All these photos, so unmistakeably New York City. Circa 1938.

Diners, drinks, food, the clinks and clanks.  The stands. The markets.  The customers.  Magic.

A look back to a different time.

From his New York Times obit:

Sol Libsohn, an early documentary photographer whose images of ordinary Americans appeared in many national publications, died on Sunday in Princeton, N.J. He was 86.

A New Yorker by birth, Mr. Libsohn taught himself how to take pictures after a neighbor gave him a Kodak Brownie. After attending City College, he went to work for the Works Progress Administration, the New Deal program that enlisted thousands of unemployed artists and artisans in the depths of the Depression.

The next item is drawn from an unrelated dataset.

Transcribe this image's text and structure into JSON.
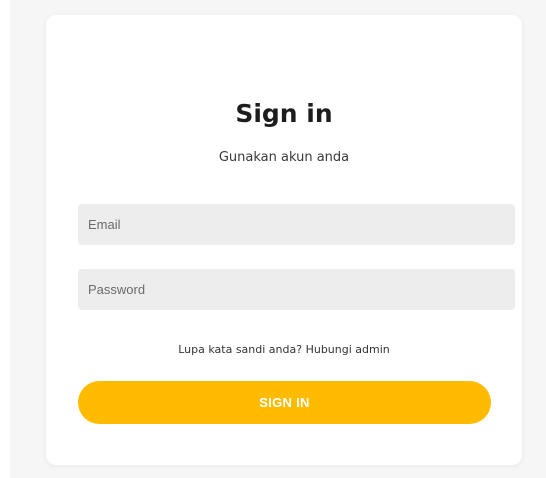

Starting out as an artists’ model for some W.P.A. muralists, he was soon drafted to record images of New Yorkers coping with hard times. In 1936 his experiences in the W.P.A. led him and others to found the Photo League, an organization of photographers committed to the documentary style and in-depth examinations of contemporary urban subjects.